*Directions*
Will you quote all of the entries, word for word?

*Data for review*
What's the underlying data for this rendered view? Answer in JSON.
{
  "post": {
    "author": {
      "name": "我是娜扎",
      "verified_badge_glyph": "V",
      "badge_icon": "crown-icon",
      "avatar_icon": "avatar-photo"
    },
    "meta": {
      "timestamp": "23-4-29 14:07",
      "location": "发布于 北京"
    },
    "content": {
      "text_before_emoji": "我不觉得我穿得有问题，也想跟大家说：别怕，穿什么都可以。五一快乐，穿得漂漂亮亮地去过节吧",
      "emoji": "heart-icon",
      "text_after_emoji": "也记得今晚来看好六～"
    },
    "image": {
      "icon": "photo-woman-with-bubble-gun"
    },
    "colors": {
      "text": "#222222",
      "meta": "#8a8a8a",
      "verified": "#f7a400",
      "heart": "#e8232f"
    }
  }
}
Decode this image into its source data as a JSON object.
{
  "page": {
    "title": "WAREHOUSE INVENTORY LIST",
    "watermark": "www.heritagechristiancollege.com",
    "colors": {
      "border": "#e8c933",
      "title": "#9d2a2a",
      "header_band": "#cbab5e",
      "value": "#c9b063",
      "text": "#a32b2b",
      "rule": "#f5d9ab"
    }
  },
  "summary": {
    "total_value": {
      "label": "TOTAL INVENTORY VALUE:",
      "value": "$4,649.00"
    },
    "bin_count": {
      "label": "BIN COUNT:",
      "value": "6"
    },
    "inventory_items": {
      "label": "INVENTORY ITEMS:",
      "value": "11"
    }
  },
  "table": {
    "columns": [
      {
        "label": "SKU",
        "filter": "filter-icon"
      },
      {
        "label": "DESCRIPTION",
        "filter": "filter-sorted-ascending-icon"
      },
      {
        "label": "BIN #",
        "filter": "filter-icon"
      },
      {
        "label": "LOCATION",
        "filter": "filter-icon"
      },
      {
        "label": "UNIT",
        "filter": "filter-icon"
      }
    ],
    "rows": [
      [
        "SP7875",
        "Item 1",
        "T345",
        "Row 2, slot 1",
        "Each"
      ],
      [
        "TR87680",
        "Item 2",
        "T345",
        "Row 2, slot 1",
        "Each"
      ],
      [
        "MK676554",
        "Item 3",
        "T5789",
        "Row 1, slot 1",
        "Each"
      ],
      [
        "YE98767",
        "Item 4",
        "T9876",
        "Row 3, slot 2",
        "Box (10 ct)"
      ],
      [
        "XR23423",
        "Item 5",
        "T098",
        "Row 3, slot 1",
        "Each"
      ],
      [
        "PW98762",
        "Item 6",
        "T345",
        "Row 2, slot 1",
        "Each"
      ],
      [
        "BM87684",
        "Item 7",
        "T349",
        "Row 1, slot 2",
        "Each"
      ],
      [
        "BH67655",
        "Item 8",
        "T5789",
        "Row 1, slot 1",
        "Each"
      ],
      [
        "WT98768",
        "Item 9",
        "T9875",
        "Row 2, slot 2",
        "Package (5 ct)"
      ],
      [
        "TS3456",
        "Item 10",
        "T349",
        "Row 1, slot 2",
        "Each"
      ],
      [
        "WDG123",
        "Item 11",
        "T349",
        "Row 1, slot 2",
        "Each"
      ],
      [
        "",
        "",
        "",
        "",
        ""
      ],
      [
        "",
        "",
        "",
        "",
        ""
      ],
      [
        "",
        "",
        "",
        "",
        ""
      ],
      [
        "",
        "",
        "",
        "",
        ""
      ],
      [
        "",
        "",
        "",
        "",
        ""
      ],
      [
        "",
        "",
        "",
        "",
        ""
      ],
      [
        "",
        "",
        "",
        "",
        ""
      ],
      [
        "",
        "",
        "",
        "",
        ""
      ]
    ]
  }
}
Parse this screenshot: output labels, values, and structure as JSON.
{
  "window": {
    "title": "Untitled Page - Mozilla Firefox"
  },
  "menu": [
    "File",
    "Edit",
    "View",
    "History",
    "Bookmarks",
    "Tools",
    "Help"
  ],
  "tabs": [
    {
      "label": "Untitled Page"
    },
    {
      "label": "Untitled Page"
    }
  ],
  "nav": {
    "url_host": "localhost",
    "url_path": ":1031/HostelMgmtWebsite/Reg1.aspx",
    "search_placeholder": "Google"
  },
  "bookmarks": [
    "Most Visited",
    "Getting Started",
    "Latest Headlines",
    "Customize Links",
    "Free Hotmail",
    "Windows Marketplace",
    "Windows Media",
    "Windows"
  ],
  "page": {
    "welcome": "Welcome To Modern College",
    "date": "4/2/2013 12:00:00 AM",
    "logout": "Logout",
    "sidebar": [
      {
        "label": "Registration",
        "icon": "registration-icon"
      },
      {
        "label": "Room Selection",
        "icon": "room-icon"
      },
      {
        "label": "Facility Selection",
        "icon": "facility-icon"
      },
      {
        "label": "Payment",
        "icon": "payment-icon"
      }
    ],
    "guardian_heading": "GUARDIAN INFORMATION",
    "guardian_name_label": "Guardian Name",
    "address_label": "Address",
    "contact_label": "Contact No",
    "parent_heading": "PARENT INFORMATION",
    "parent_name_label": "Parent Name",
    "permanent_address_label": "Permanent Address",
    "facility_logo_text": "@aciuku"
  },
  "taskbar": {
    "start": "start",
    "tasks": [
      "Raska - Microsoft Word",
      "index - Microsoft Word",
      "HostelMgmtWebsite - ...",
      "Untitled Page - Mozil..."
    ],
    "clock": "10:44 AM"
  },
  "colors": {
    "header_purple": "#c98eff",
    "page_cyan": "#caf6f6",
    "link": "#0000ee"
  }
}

*Result*
What's the underlying data for this rendered view? Answer in JSON.
{
  "post": {
    "author": {
      "name": "我是娜扎",
      "verified_badge_glyph": "V",
      "badge_icon": "crown-icon",
      "avatar_icon": "avatar-photo"
    },
    "meta": {
      "timestamp": "23-4-29 14:07",
      "location": "发布于 北京"
    },
    "content": {
      "text_before_emoji": "我不觉得我穿得有问题，也想跟大家说：别怕，穿什么都可以。五一快乐，穿得漂漂亮亮地去过节吧",
      "emoji": "heart-icon",
      "text_after_emoji": "也记得今晚来看好六～"
    },
    "image": {
      "icon": "photo-woman-with-bubble-gun"
    },
    "colors": {
      "text": "#222222",
      "meta": "#8a8a8a",
      "verified": "#f7a400",
      "heart": "#e8232f"
    }
  }
}
Decode this image into its source data as a JSON object.
{
  "page": {
    "title": "WAREHOUSE INVENTORY LIST",
    "watermark": "www.heritagechristiancollege.com",
    "colors": {
      "border": "#e8c933",
      "title": "#9d2a2a",
      "header_band": "#cbab5e",
      "value": "#c9b063",
      "text": "#a32b2b",
      "rule": "#f5d9ab"
    }
  },
  "summary": {
    "total_value": {
      "label": "TOTAL INVENTORY VALUE:",
      "value": "$4,649.00"
    },
    "bin_count": {
      "label": "BIN COUNT:",
      "value": "6"
    },
    "inventory_items": {
      "label": "INVENTORY ITEMS:",
      "value": "11"
    }
  },
  "table": {
    "columns": [
      {
        "label": "SKU",
        "filter": "filter-icon"
      },
      {
        "label": "DESCRIPTION",
        "filter": "filter-sorted-ascending-icon"
      },
      {
        "label": "BIN #",
        "filter": "filter-icon"
      },
      {
        "label": "LOCATION",
        "filter": "filter-icon"
      },
      {
        "label": "UNIT",
        "filter": "filter-icon"
      }
    ],
    "rows": [
      [
        "SP7875",
        "Item 1",
        "T345",
        "Row 2, slot 1",
        "Each"
      ],
      [
        "TR87680",
        "Item 2",
        "T345",
        "Row 2, slot 1",
        "Each"
      ],
      [
        "MK676554",
        "Item 3",
        "T5789",
        "Row 1, slot 1",
        "Each"
      ],
      [
        "YE98767",
        "Item 4",
        "T9876",
        "Row 3, slot 2",
        "Box (10 ct)"
      ],
      [
        "XR23423",
        "Item 5",
        "T098",
        "Row 3, slot 1",
        "Each"
      ],
      [
        "PW98762",
        "Item 6",
        "T345",
        "Row 2, slot 1",
        "Each"
      ],
      [
        "BM87684",
        "Item 7",
        "T349",
        "Row 1, slot 2",
        "Each"
      ],
      [
        "BH67655",
        "Item 8",
        "T5789",
        "Row 1, slot 1",
        "Each"
      ],
      [
        "WT98768",
        "Item 9",
        "T9875",
        "Row 2, slot 2",
        "Package (5 ct)"
      ],
      [
        "TS3456",
        "Item 10",
        "T349",
        "Row 1, slot 2",
        "Each"
      ],
      [
        "WDG123",
        "Item 11",
        "T349",
        "Row 1, slot 2",
        "Each"
      ],
      [
        "",
        "",
        "",
        "",
        ""
      ],
      [
        "",
        "",
        "",
        "",
        ""
      ],
      [
        "",
        "",
        "",
        "",
        ""
      ],
      [
        "",
        "",
        "",
        "",
        ""
      ],
      [
        "",
        "",
        "",
        "",
        ""
      ],
      [
        "",
        "",
        "",
        "",
        ""
      ],
      [
        "",
        "",
        "",
        "",
        ""
      ],
      [
        "",
        "",
        "",
        "",
        ""
      ]
    ]
  }
}
Parse this screenshot: output labels, values, and structure as JSON.
{
  "window": {
    "title": "Untitled Page - Mozilla Firefox"
  },
  "menu": [
    "File",
    "Edit",
    "View",
    "History",
    "Bookmarks",
    "Tools",
    "Help"
  ],
  "tabs": [
    {
      "label": "Untitled Page"
    },
    {
      "label": "Untitled Page"
    }
  ],
  "nav": {
    "url_host": "localhost",
    "url_path": ":1031/HostelMgmtWebsite/Reg1.aspx",
    "search_placeholder": "Google"
  },
  "bookmarks": [
    "Most Visited",
    "Getting Started",
    "Latest Headlines",
    "Customize Links",
    "Free Hotmail",
    "Windows Marketplace",
    "Windows Media",
    "Windows"
  ],
  "page": {
    "welcome": "Welcome To Modern College",
    "date": "4/2/2013 12:00:00 AM",
    "logout": "Logout",
    "sidebar": [
      {
        "label": "Registration",
        "icon": "registration-icon"
      },
      {
        "label": "Room Selection",
        "icon": "room-icon"
      },
      {
        "label": "Facility Selection",
        "icon": "facility-icon"
      },
      {
        "label": "Payment",
        "icon": "payment-icon"
      }
    ],
    "guardian_heading": "GUARDIAN INFORMATION",
    "guardian_name_label": "Guardian Name",
    "address_label": "Address",
    "contact_label": "Contact No",
    "parent_heading": "PARENT INFORMATION",
    "parent_name_label": "Parent Name",
    "permanent_address_label": "Permanent Address",
    "facility_logo_text": "@aciuku"
  },
  "taskbar": {
    "start": "start",
    "tasks": [
      "Raska - Microsoft Word",
      "index - Microsoft Word",
      "HostelMgmtWebsite - ...",
      "Untitled Page - Mozil..."
    ],
    "clock": "10:44 AM"
  },
  "colors": {
    "header_purple": "#c98eff",
    "page_cyan": "#caf6f6",
    "link": "#0000ee"
  }
}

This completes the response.